How to complete this task:
Produce a copy of every line in the records that holds the string "heading".

Input data:
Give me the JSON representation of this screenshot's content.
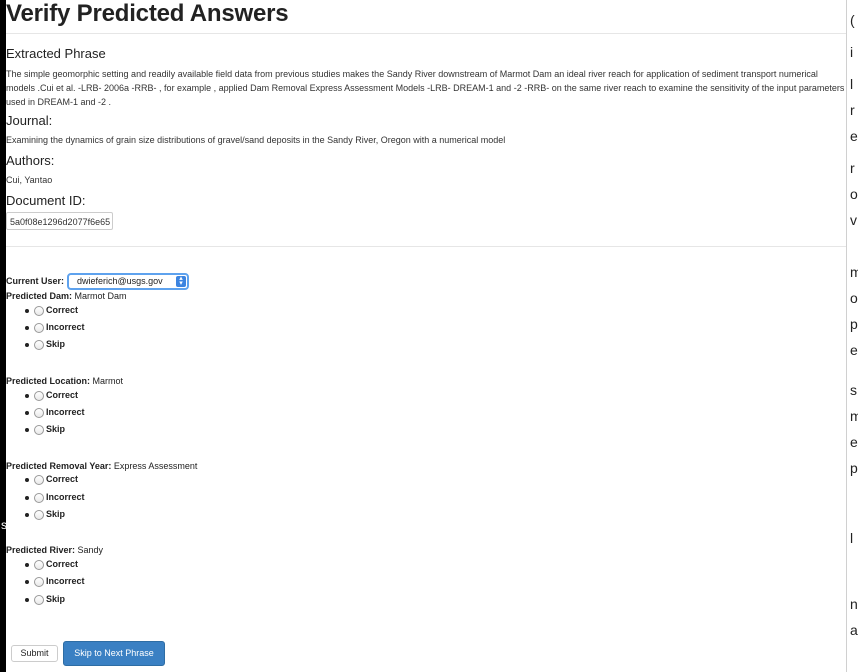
{
  "page": {
    "title": "Verify Predicted Answers"
  },
  "phrase": {
    "heading": "Extracted Phrase",
    "text": "The simple geomorphic setting and readily available field data from previous studies makes the Sandy River downstream of Marmot Dam an ideal river reach for application of sediment transport numerical models .Cui et al. -LRB- 2006a -RRB- , for example , applied Dam Removal Express Assessment Models -LRB- DREAM-1 and -2 -RRB- on the same river reach to examine the sensitivity of the input parameters used in DREAM-1 and -2 ."
  },
  "journal": {
    "heading": "Journal:",
    "text": "Examining the dynamics of grain size distributions of gravel/sand deposits in the Sandy River, Oregon with a numerical model"
  },
  "authors": {
    "heading": "Authors:",
    "text": "Cui, Yantao"
  },
  "document": {
    "heading": "Document ID:",
    "value": "5a0f08e1296d2077f6e65"
  },
  "user": {
    "label": "Current User:",
    "selected": "dwieferich@usgs.gov"
  },
  "predictions": [
    {
      "label": "Predicted Dam:",
      "value": " Marmot Dam"
    },
    {
      "label": "Predicted Location:",
      "value": " Marmot"
    },
    {
      "label": "Predicted Removal Year:",
      "value": " Express Assessment"
    },
    {
      "label": "Predicted River:",
      "value": " Sandy"
    }
  ],
  "options": {
    "correct": "Correct",
    "incorrect": "Incorrect",
    "skip": "Skip"
  },
  "buttons": {
    "submit": "Submit",
    "skip_next": "Skip to Next Phrase"
  },
  "edge_chars": [
    "(",
    "i",
    "l",
    "r",
    "e",
    "r",
    "o",
    "v",
    "m",
    "o",
    "p",
    "e",
    "s",
    "m",
    "e",
    "p",
    "l",
    "n",
    "a"
  ]
}
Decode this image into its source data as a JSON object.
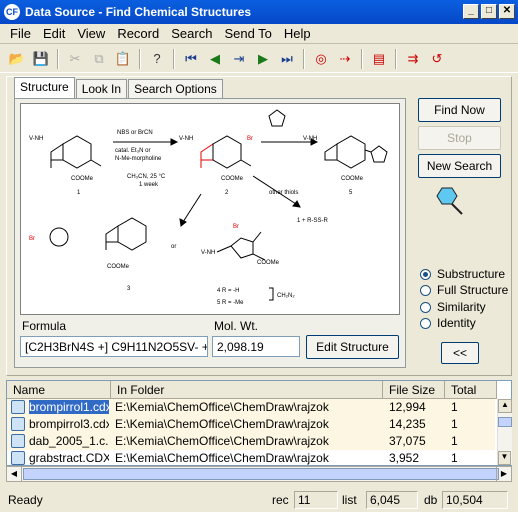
{
  "window": {
    "title": "Data Source - Find Chemical Structures",
    "app_icon": "chemfinder-icon"
  },
  "menu": [
    "File",
    "Edit",
    "View",
    "Record",
    "Search",
    "Send To",
    "Help"
  ],
  "tabs": [
    "Structure",
    "Look In",
    "Search Options"
  ],
  "scheme": {
    "reagent1": "NBS or BrCN",
    "reagent2": "catal. Et₃N or",
    "reagent3": "N-Me-morpholine",
    "cond1": "CH₃CN, 25 °C",
    "cond2": "1 week",
    "other": "other thiols",
    "c1": "1",
    "c2": "2",
    "c3": "3",
    "c5": "5",
    "or": "or",
    "prod": "1  +   R-SS-R",
    "r4": "4 R = -H",
    "r5": "5 R = -Me",
    "ch2n2": "CH₂N₂",
    "coome": "COOMe",
    "vnh": "V-NH",
    "br": "Br",
    "o": "O",
    "s": "S",
    "n": "N",
    "nh": "N",
    "h": "H"
  },
  "formula": {
    "label": "Formula",
    "value": "[C2H3BrN4S +]  C9H11N2O5SV- +  +"
  },
  "molwt": {
    "label": "Mol. Wt.",
    "value": "2,098.19"
  },
  "buttons": {
    "edit": "Edit Structure",
    "find": "Find Now",
    "stop": "Stop",
    "new": "New Search",
    "collapse": "<<"
  },
  "search_types": [
    {
      "label": "Substructure",
      "selected": true
    },
    {
      "label": "Full Structure",
      "selected": false
    },
    {
      "label": "Similarity",
      "selected": false
    },
    {
      "label": "Identity",
      "selected": false
    }
  ],
  "list": {
    "headers": [
      "Name",
      "In Folder",
      "File Size",
      "Total"
    ],
    "rows": [
      {
        "name": "brompirrol1.cdx",
        "folder": "E:\\Kemia\\ChemOffice\\ChemDraw\\rajzok",
        "size": "12,994",
        "total": "1"
      },
      {
        "name": "brompirrol3.cdx",
        "folder": "E:\\Kemia\\ChemOffice\\ChemDraw\\rajzok",
        "size": "14,235",
        "total": "1"
      },
      {
        "name": "dab_2005_1.c...",
        "folder": "E:\\Kemia\\ChemOffice\\ChemDraw\\rajzok",
        "size": "37,075",
        "total": "1"
      },
      {
        "name": "grabstract.CDX",
        "folder": "E:\\Kemia\\ChemOffice\\ChemDraw\\rajzok",
        "size": "3,952",
        "total": "1"
      }
    ]
  },
  "status": {
    "ready": "Ready",
    "rec_label": "rec",
    "rec": "11",
    "list_label": "list",
    "list": "6,045",
    "db_label": "db",
    "db": "10,504"
  },
  "colors": {
    "title_bar": "#0648c8",
    "highlight": "#ff0000",
    "query_cyan": "#00bfff"
  }
}
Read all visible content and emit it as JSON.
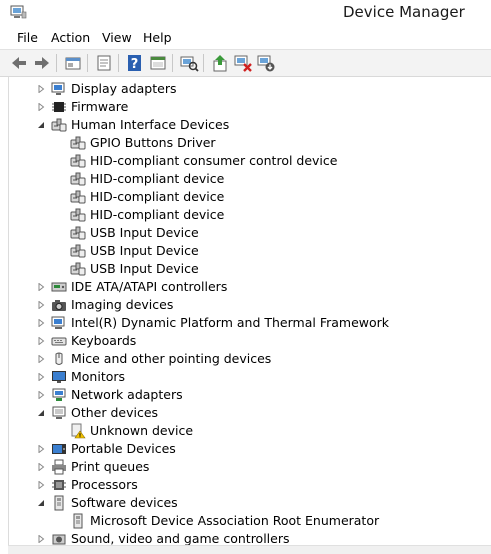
{
  "window": {
    "title": "Device Manager"
  },
  "menu": {
    "items": [
      "File",
      "Action",
      "View",
      "Help"
    ]
  },
  "toolbar": {
    "buttons": [
      "back-icon",
      "forward-icon",
      "show-hide-icon",
      "properties-icon",
      "help-icon",
      "action-view-icon",
      "scan-hardware-icon",
      "update-driver-icon",
      "uninstall-device-icon",
      "disable-device-icon"
    ]
  },
  "tree": {
    "rows": [
      {
        "label": "Display adapters",
        "level": 0,
        "expanded": false,
        "icon": "display-adapter-icon"
      },
      {
        "label": "Firmware",
        "level": 0,
        "expanded": false,
        "icon": "firmware-icon"
      },
      {
        "label": "Human Interface Devices",
        "level": 0,
        "expanded": true,
        "icon": "hid-icon"
      },
      {
        "label": "GPIO Buttons Driver",
        "level": 1,
        "icon": "hid-icon"
      },
      {
        "label": "HID-compliant consumer control device",
        "level": 1,
        "icon": "hid-icon"
      },
      {
        "label": "HID-compliant device",
        "level": 1,
        "icon": "hid-icon"
      },
      {
        "label": "HID-compliant device",
        "level": 1,
        "icon": "hid-icon"
      },
      {
        "label": "HID-compliant device",
        "level": 1,
        "icon": "hid-icon"
      },
      {
        "label": "USB Input Device",
        "level": 1,
        "icon": "hid-icon"
      },
      {
        "label": "USB Input Device",
        "level": 1,
        "icon": "hid-icon"
      },
      {
        "label": "USB Input Device",
        "level": 1,
        "icon": "hid-icon"
      },
      {
        "label": "IDE ATA/ATAPI controllers",
        "level": 0,
        "expanded": false,
        "icon": "ide-controller-icon"
      },
      {
        "label": "Imaging devices",
        "level": 0,
        "expanded": false,
        "icon": "camera-icon"
      },
      {
        "label": "Intel(R) Dynamic Platform and Thermal Framework",
        "level": 0,
        "expanded": false,
        "icon": "computer-icon"
      },
      {
        "label": "Keyboards",
        "level": 0,
        "expanded": false,
        "icon": "keyboard-icon"
      },
      {
        "label": "Mice and other pointing devices",
        "level": 0,
        "expanded": false,
        "icon": "mouse-icon"
      },
      {
        "label": "Monitors",
        "level": 0,
        "expanded": false,
        "icon": "monitor-icon"
      },
      {
        "label": "Network adapters",
        "level": 0,
        "expanded": false,
        "icon": "network-icon"
      },
      {
        "label": "Other devices",
        "level": 0,
        "expanded": true,
        "icon": "unknown-device-icon"
      },
      {
        "label": "Unknown device",
        "level": 1,
        "icon": "unknown-device-warning-icon"
      },
      {
        "label": "Portable Devices",
        "level": 0,
        "expanded": false,
        "icon": "portable-device-icon"
      },
      {
        "label": "Print queues",
        "level": 0,
        "expanded": false,
        "icon": "printer-icon"
      },
      {
        "label": "Processors",
        "level": 0,
        "expanded": false,
        "icon": "processor-icon"
      },
      {
        "label": "Software devices",
        "level": 0,
        "expanded": true,
        "icon": "software-device-icon"
      },
      {
        "label": "Microsoft Device Association Root Enumerator",
        "level": 1,
        "icon": "software-device-icon"
      },
      {
        "label": "Sound, video and game controllers",
        "level": 0,
        "expanded": false,
        "icon": "sound-icon"
      }
    ]
  },
  "colors": {
    "accent": "#1e6fc4",
    "warning": "#f2c200"
  }
}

Result below:
    "heading": "Extracted Phrase",
    "heading": "Journal:",
    "heading": "Authors:",
    "heading": "Document ID:",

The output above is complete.